__Data to process__.
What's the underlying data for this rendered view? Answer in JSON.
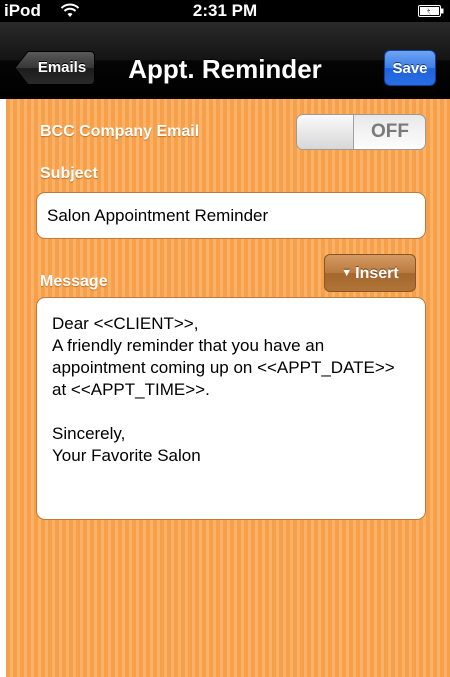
{
  "status_bar": {
    "carrier": "iPod",
    "time": "2:31 PM",
    "icons": [
      "wifi-icon",
      "battery-icon"
    ]
  },
  "nav": {
    "back_label": "Emails",
    "title": "Appt. Reminder",
    "save_label": "Save"
  },
  "form": {
    "bcc_label": "BCC Company Email",
    "bcc_toggle_state": "OFF",
    "subject_label": "Subject",
    "subject_value": "Salon Appointment Reminder",
    "message_label": "Message",
    "insert_label": "Insert",
    "insert_icon": "triangle-down-icon",
    "message_value": "Dear <<CLIENT>>,\nA friendly reminder that you have an appointment coming up on <<APPT_DATE>> at <<APPT_TIME>>.\n\nSincerely,\nYour Favorite Salon"
  },
  "colors": {
    "background": "#f7a04c",
    "save_button": "#2a6ee4",
    "insert_button": "#b07438"
  }
}
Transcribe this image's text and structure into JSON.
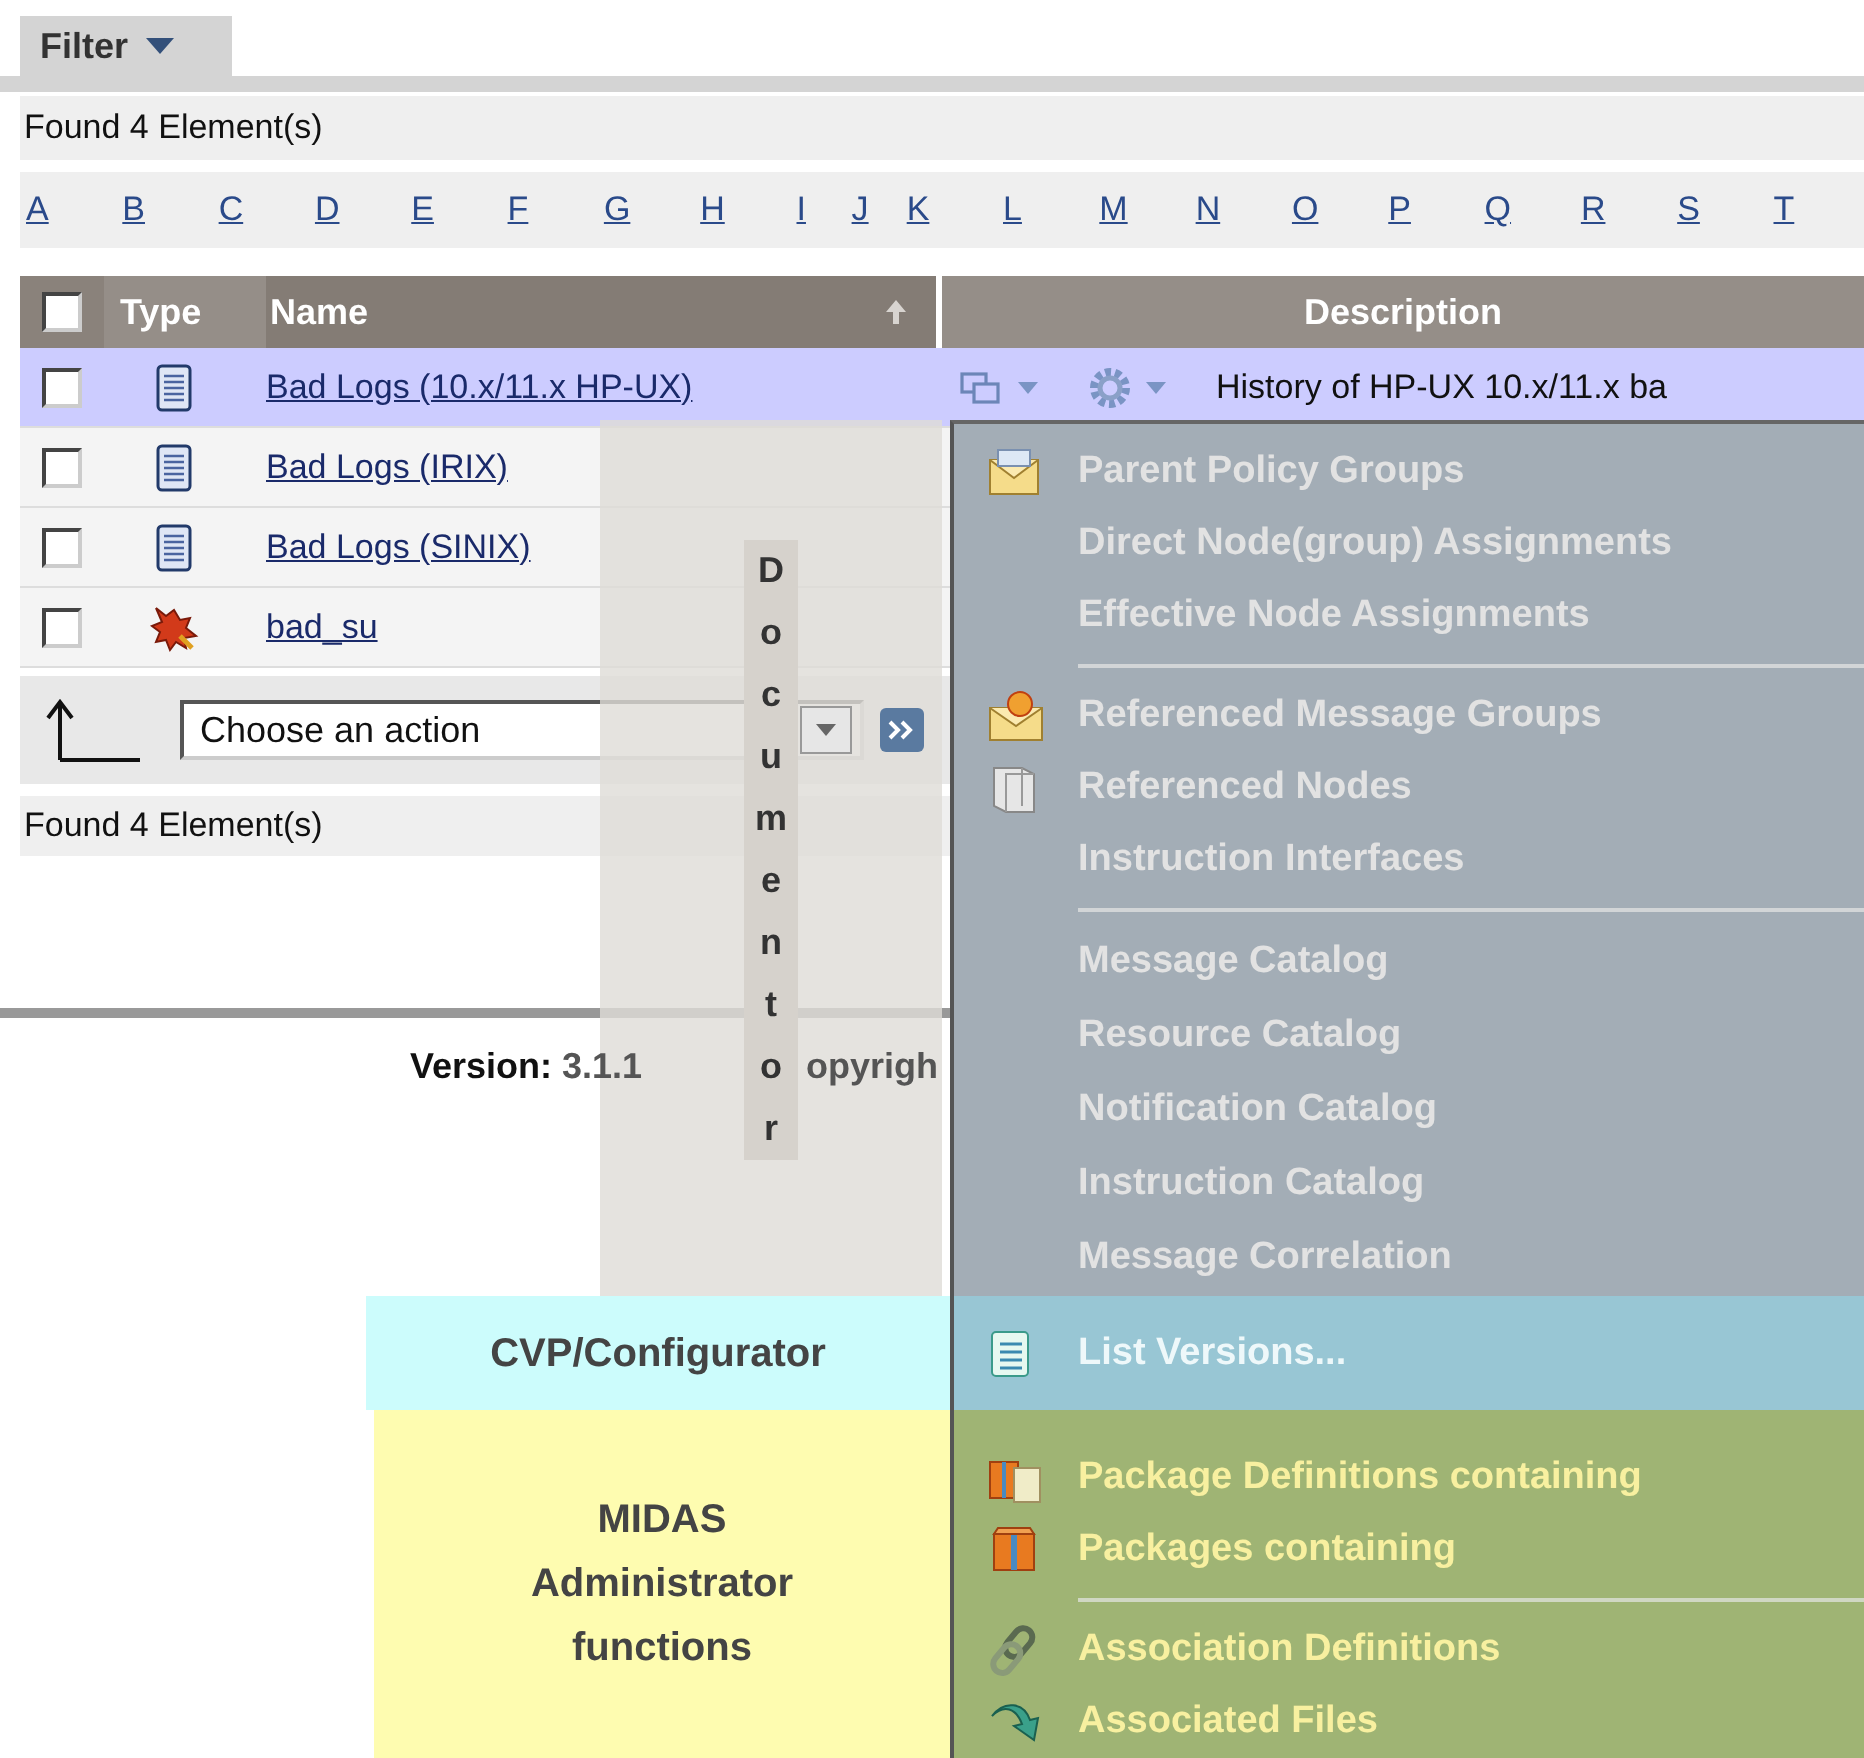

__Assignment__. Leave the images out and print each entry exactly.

__Written response__.
What's the underlying data for this rendered view? Answer in JSON.
{
  "status_bar": {
    "carrier": "iPod",
    "time": "2:31 PM",
    "icons": [
      "wifi-icon",
      "battery-icon"
    ]
  },
  "nav": {
    "back_label": "Emails",
    "title": "Appt. Reminder",
    "save_label": "Save"
  },
  "form": {
    "bcc_label": "BCC Company Email",
    "bcc_toggle_state": "OFF",
    "subject_label": "Subject",
    "subject_value": "Salon Appointment Reminder",
    "message_label": "Message",
    "insert_label": "Insert",
    "insert_icon": "triangle-down-icon",
    "message_value": "Dear <<CLIENT>>,\nA friendly reminder that you have an appointment coming up on <<APPT_DATE>> at <<APPT_TIME>>.\n\nSincerely,\nYour Favorite Salon"
  },
  "colors": {
    "background": "#f7a04c",
    "save_button": "#2a6ee4",
    "insert_button": "#b07438"
  }
}
Transcribe this image's text and structure into JSON.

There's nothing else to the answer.